■ Work required ■
Copy each line of the entries that includes the word "clientPreLogin".

■ Data for this task ■
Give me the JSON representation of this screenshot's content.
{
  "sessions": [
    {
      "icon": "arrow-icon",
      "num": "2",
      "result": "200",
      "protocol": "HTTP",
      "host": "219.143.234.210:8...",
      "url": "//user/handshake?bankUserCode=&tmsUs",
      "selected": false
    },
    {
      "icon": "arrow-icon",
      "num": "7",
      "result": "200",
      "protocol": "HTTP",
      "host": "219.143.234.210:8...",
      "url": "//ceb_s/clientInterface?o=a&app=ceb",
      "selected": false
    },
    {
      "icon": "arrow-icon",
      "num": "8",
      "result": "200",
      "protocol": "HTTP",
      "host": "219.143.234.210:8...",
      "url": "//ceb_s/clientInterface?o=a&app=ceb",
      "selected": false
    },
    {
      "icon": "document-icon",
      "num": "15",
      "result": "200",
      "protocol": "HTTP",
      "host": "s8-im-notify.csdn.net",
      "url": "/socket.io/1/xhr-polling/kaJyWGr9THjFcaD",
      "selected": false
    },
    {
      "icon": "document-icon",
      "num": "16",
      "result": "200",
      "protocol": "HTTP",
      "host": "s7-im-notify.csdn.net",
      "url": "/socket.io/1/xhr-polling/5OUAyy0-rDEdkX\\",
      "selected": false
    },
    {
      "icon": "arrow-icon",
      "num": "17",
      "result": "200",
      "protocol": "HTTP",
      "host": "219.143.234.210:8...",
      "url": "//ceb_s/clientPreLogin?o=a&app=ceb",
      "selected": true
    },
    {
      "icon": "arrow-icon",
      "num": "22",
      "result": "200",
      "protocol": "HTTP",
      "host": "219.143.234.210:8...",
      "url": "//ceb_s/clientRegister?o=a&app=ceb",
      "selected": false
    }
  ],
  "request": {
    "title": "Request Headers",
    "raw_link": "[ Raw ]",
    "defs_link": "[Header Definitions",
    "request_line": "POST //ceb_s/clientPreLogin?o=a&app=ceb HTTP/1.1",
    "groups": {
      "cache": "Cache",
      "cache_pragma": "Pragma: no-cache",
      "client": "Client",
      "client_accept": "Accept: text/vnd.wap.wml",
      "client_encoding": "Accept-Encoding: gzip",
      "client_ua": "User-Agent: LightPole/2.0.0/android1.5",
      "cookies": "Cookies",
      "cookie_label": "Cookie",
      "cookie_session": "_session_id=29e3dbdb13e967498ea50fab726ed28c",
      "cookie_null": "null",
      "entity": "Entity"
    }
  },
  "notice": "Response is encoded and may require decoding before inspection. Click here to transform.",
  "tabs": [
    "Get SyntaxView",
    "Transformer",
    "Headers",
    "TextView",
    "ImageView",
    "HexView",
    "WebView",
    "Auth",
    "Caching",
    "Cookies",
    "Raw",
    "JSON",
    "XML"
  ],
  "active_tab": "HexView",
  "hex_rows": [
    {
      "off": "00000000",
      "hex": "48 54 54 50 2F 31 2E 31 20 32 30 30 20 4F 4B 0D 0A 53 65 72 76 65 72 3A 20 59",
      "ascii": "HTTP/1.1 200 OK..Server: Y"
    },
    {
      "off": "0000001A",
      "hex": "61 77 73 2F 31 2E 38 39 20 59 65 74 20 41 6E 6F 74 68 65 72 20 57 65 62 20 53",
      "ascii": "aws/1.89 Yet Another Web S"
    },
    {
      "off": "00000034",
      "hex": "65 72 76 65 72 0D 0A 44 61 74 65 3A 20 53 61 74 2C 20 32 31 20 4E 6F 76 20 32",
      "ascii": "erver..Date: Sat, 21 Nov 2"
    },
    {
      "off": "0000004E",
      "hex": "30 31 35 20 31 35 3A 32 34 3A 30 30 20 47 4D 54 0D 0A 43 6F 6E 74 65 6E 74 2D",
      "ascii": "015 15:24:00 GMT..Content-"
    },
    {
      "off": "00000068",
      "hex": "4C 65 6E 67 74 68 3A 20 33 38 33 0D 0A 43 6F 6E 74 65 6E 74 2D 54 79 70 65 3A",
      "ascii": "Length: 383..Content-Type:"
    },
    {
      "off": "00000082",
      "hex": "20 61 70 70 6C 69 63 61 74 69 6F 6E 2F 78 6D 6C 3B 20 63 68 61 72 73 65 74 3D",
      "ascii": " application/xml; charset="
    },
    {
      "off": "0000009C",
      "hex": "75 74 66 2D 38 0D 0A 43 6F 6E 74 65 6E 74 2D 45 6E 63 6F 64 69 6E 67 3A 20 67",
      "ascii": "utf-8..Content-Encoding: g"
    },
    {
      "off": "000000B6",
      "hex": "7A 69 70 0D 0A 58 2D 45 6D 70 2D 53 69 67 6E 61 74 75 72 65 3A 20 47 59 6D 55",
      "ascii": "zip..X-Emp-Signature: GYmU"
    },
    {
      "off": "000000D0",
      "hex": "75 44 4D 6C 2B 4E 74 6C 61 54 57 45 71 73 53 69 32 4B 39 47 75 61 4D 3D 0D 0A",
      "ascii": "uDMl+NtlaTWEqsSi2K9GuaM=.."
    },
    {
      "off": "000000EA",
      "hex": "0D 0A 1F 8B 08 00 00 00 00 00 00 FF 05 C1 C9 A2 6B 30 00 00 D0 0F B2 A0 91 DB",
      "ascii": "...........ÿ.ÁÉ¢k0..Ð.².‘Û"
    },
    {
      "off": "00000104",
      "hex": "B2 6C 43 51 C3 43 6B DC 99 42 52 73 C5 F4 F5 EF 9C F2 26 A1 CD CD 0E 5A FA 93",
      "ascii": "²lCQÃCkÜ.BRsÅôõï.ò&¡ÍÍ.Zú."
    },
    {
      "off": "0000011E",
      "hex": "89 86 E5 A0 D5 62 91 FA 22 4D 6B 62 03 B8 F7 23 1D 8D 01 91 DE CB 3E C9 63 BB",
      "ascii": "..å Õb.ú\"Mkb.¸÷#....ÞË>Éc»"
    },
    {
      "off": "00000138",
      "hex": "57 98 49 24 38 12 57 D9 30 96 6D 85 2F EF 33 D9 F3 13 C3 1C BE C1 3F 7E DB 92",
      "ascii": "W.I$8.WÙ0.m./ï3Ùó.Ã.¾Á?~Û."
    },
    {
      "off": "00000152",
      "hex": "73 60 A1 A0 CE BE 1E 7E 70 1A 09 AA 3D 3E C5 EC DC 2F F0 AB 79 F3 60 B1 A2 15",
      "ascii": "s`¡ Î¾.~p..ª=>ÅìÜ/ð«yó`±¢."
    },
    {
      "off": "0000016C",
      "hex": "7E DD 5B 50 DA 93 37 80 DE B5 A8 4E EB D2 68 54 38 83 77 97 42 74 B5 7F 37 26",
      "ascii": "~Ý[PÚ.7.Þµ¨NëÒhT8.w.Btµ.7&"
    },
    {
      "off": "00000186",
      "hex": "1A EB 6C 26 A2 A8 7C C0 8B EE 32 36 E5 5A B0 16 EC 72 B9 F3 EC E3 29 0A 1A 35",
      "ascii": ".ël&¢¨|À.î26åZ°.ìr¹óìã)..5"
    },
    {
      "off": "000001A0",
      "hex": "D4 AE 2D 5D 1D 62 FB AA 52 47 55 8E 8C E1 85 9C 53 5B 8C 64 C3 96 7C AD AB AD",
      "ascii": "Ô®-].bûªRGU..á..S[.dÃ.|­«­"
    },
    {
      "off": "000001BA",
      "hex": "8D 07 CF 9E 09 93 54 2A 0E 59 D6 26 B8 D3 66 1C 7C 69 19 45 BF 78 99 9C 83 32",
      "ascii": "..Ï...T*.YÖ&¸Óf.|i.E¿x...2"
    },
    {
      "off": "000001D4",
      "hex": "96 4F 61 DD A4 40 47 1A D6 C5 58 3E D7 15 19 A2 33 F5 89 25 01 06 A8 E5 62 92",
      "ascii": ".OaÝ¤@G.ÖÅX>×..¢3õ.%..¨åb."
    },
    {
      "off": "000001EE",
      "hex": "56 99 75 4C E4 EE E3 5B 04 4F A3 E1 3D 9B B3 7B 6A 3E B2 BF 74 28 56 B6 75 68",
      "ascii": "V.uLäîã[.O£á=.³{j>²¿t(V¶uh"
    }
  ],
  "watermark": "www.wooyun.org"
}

■ Problem solution ■
      "url": "//ceb_s/clientPreLogin?o=a&app=ceb",
    "request_line": "POST //ceb_s/clientPreLogin?o=a&app=ceb HTTP/1.1",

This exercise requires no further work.